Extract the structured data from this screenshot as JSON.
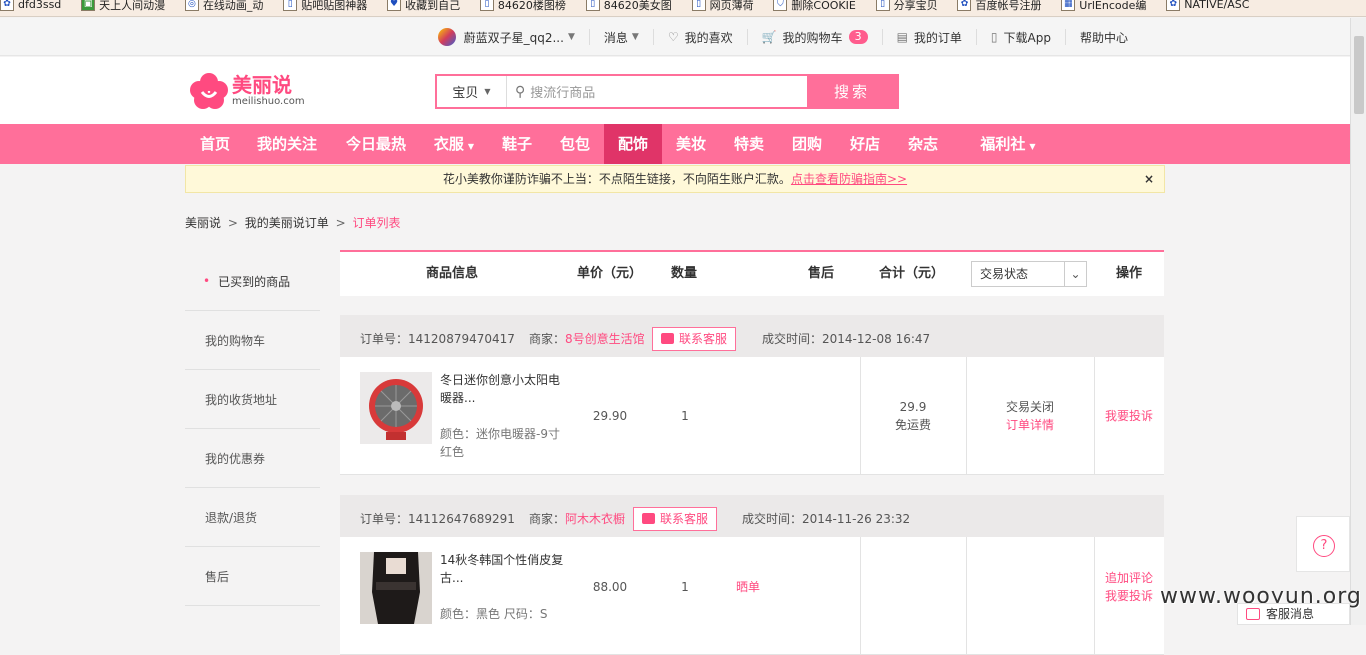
{
  "bookmarks": [
    "dfd3ssd",
    "天上人间动漫",
    "在线动画_动",
    "贴吧贴图神器",
    "收藏到自己",
    "84620楼图榜",
    "84620美女图",
    "网页薄荷",
    "删除COOKIE",
    "分享宝贝",
    "百度帐号注册",
    "UrlEncode编",
    "NATIVE/ASC"
  ],
  "topnav": {
    "username": "蔚蓝双子星_qq2...",
    "messages": "消息",
    "likes": "我的喜欢",
    "cart": "我的购物车",
    "cart_count": "3",
    "orders": "我的订单",
    "download": "下载App",
    "help": "帮助中心"
  },
  "logo": {
    "cn": "美丽说",
    "en": "meilishuo.com"
  },
  "search": {
    "category": "宝贝",
    "placeholder": "搜流行商品",
    "button": "搜索"
  },
  "mainnav": [
    "首页",
    "我的关注",
    "今日最热",
    "衣服",
    "鞋子",
    "包包",
    "配饰",
    "美妆",
    "特卖",
    "团购",
    "好店",
    "杂志",
    "福利社"
  ],
  "mainnav_active": "配饰",
  "notice": {
    "text": "花小美教你谨防诈骗不上当：不点陌生链接，不向陌生账户汇款。",
    "link": "点击查看防骗指南>>",
    "close": "×"
  },
  "breadcrumb": {
    "a": "美丽说",
    "b": "我的美丽说订单",
    "c": "订单列表",
    "sep": ">"
  },
  "sidebar": [
    "已买到的商品",
    "我的购物车",
    "我的收货地址",
    "我的优惠券",
    "退款/退货",
    "售后"
  ],
  "table_header": {
    "info": "商品信息",
    "price": "单价（元）",
    "qty": "数量",
    "after": "售后",
    "total": "合计（元）",
    "status": "交易状态",
    "op": "操作"
  },
  "orders": [
    {
      "no_label": "订单号：",
      "no": "14120879470417",
      "seller_label": "商家：",
      "seller": "8号创意生活馆",
      "contact": "联系客服",
      "time_label": "成交时间：",
      "time": "2014-12-08 16:47",
      "name": "冬日迷你创意小太阳电暖器...",
      "attr": "颜色：迷你电暖器-9寸 红色",
      "price": "29.90",
      "qty": "1",
      "after": "",
      "total": "29.9",
      "shipping": "免运费",
      "status": "交易关闭",
      "detail": "订单详情",
      "op1": "我要投诉",
      "op2": ""
    },
    {
      "no_label": "订单号：",
      "no": "14112647689291",
      "seller_label": "商家：",
      "seller": "阿木木衣橱",
      "contact": "联系客服",
      "time_label": "成交时间：",
      "time": "2014-11-26 23:32",
      "name": "14秋冬韩国个性俏皮复古...",
      "attr": "颜色：黑色 尺码：S",
      "price": "88.00",
      "qty": "1",
      "after": "晒单",
      "total": "",
      "shipping": "",
      "status": "",
      "detail": "",
      "op1": "追加评论",
      "op2": "我要投诉"
    }
  ],
  "help_icon": "?",
  "customer_service": "客服消息",
  "watermark": "www.wooyun.org"
}
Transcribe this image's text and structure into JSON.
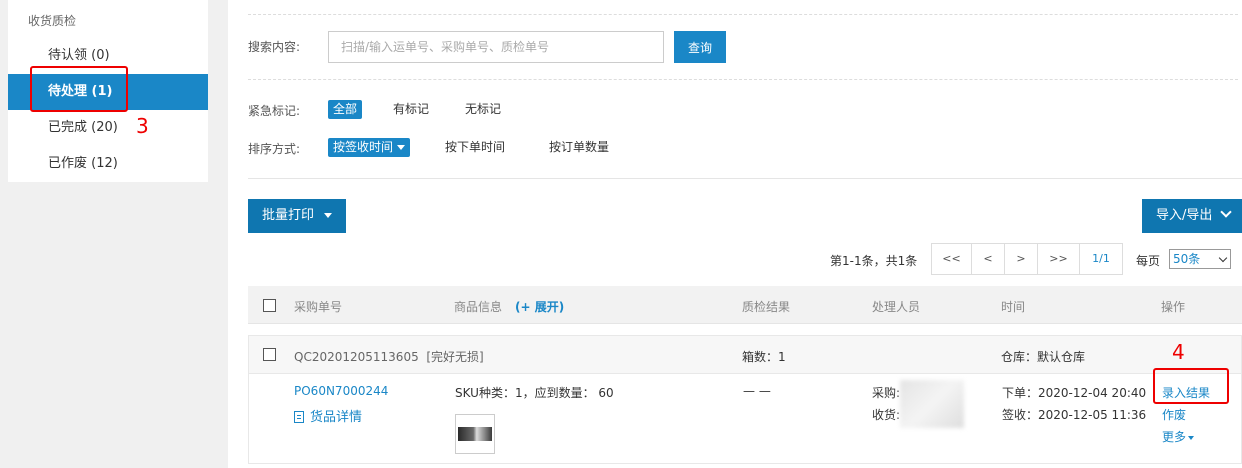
{
  "sidebar": {
    "header": "收货质检",
    "items": [
      {
        "label": "待认领 (0)"
      },
      {
        "label": "待处理 (1)"
      },
      {
        "label": "已完成 (20)"
      },
      {
        "label": "已作废 (12)"
      }
    ]
  },
  "annotations": {
    "step3": "3",
    "step4": "4"
  },
  "search": {
    "label": "搜索内容:",
    "placeholder": "扫描/输入运单号、采购单号、质检单号",
    "button": "查询"
  },
  "filters": {
    "urgent_label": "紧急标记:",
    "urgent_options": [
      "全部",
      "有标记",
      "无标记"
    ],
    "sort_label": "排序方式:",
    "sort_options": [
      "按签收时间",
      "按下单时间",
      "按订单数量"
    ]
  },
  "toolbar": {
    "batch_print": "批量打印",
    "import_export": "导入/导出"
  },
  "pager": {
    "summary": "第1-1条，共1条",
    "first": "<<",
    "prev": "<",
    "next": ">",
    "last": ">>",
    "page": "1/1",
    "per_page_label": "每页",
    "per_page_value": "50条"
  },
  "table": {
    "headers": {
      "po": "采购单号",
      "product": "商品信息",
      "expand": "(+ 展开)",
      "result": "质检结果",
      "handler": "处理人员",
      "time": "时间",
      "action": "操作"
    },
    "rows": [
      {
        "qc_no": "QC20201205113605",
        "qc_tag": "[完好无损]",
        "box_count": "箱数：1",
        "warehouse": "仓库：默认仓库",
        "po_no": "PO60N7000244",
        "detail_link": "货品详情",
        "sku_info": "SKU种类：1，应到数量： 60",
        "qc_result": "— —",
        "buyer_label": "采购:",
        "receiver_label": "收货:",
        "order_time": "下单：2020-12-04 20:40",
        "sign_time": "签收：2020-12-05 11:36",
        "actions": {
          "enter": "录入结果",
          "void": "作废",
          "more": "更多"
        }
      }
    ]
  },
  "colors": {
    "accent": "#1a87c7",
    "button": "#0f76b0",
    "annotation": "#e00000"
  }
}
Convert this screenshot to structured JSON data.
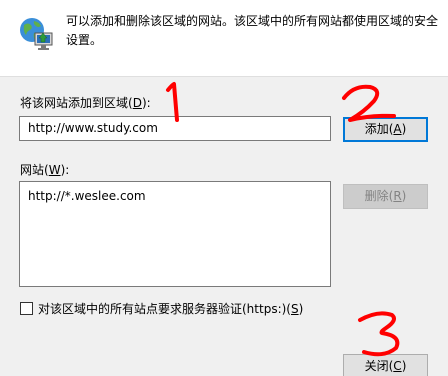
{
  "header": {
    "icon": "globe-monitor-icon",
    "description": "可以添加和删除该区域的网站。该区域中的所有网站都使用区域的安全设置。"
  },
  "add_section": {
    "label": "将该网站添加到区域(",
    "label_key": "D",
    "label_end": "):",
    "input_value": "http://www.study.com",
    "add_button": "添加(",
    "add_button_key": "A",
    "add_button_end": ")"
  },
  "sites_section": {
    "label": "网站(",
    "label_key": "W",
    "label_end": "):",
    "sites": [
      "http://*.weslee.com"
    ],
    "remove_button": "删除(",
    "remove_button_key": "R",
    "remove_button_end": ")"
  },
  "https_option": {
    "label": "对该区域中的所有站点要求服务器验证(https:)(",
    "label_key": "S",
    "label_end": ")",
    "checked": false
  },
  "close_button": {
    "label": "关闭(",
    "key": "C",
    "label_end": ")"
  },
  "annotations": {
    "color": "#ff0000",
    "marks": [
      "1",
      "2",
      "3"
    ]
  },
  "colors": {
    "body_background": "#f0f0f0",
    "header_background": "#ffffff",
    "focus_border": "#0078d7",
    "annotation_red": "#ff0000"
  }
}
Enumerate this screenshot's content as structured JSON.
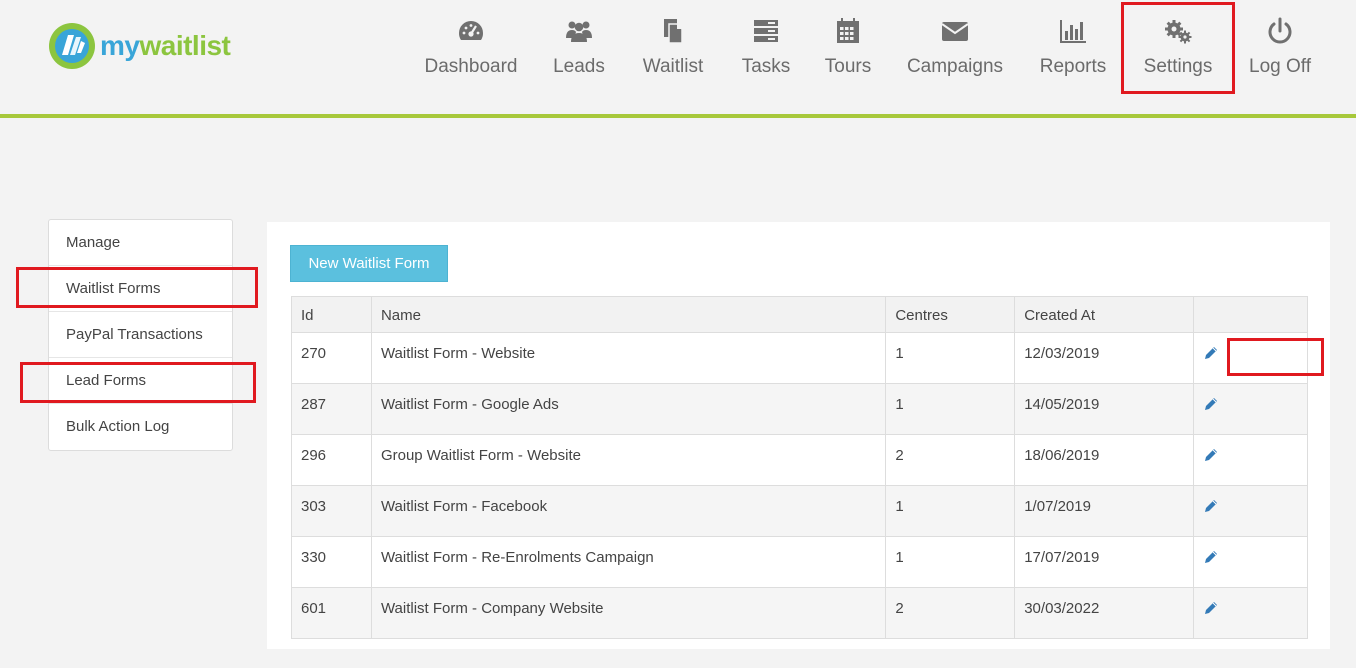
{
  "brand": {
    "prefix": "my",
    "suffix": "waitlist"
  },
  "nav": {
    "items": [
      {
        "label": "Dashboard",
        "icon": "dashboard-icon"
      },
      {
        "label": "Leads",
        "icon": "users-icon"
      },
      {
        "label": "Waitlist",
        "icon": "documents-icon"
      },
      {
        "label": "Tasks",
        "icon": "server-icon"
      },
      {
        "label": "Tours",
        "icon": "calendar-icon"
      },
      {
        "label": "Campaigns",
        "icon": "envelope-icon"
      },
      {
        "label": "Reports",
        "icon": "bar-chart-icon"
      },
      {
        "label": "Settings",
        "icon": "gears-icon"
      },
      {
        "label": "Log Off",
        "icon": "power-icon"
      }
    ]
  },
  "sidebar": {
    "items": [
      {
        "label": "Manage"
      },
      {
        "label": "Waitlist Forms"
      },
      {
        "label": "PayPal Transactions"
      },
      {
        "label": "Lead Forms"
      },
      {
        "label": "Bulk Action Log"
      }
    ]
  },
  "main": {
    "new_button_label": "New Waitlist Form",
    "table": {
      "headers": [
        "Id",
        "Name",
        "Centres",
        "Created At",
        ""
      ],
      "rows": [
        {
          "id": "270",
          "name": "Waitlist Form - Website",
          "centres": "1",
          "created_at": "12/03/2019"
        },
        {
          "id": "287",
          "name": "Waitlist Form - Google Ads",
          "centres": "1",
          "created_at": "14/05/2019"
        },
        {
          "id": "296",
          "name": "Group Waitlist Form - Website",
          "centres": "2",
          "created_at": "18/06/2019"
        },
        {
          "id": "303",
          "name": "Waitlist Form - Facebook",
          "centres": "1",
          "created_at": "1/07/2019"
        },
        {
          "id": "330",
          "name": "Waitlist Form - Re-Enrolments Campaign",
          "centres": "1",
          "created_at": "17/07/2019"
        },
        {
          "id": "601",
          "name": "Waitlist Form - Company Website",
          "centres": "2",
          "created_at": "30/03/2022"
        }
      ]
    }
  },
  "colors": {
    "accent_green": "#a7c83b",
    "button_blue": "#5bc0de",
    "highlight_red": "#e0191f",
    "edit_icon_blue": "#337ab7"
  }
}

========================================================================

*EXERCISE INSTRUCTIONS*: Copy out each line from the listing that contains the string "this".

*ANSWER SECTION*:
Extract the structured data from this screenshot as JSON.
Transcribe this image's text and structure into JSON.
Convert this screenshot to structured JSON data.
Enumerate this screenshot's content as structured JSON.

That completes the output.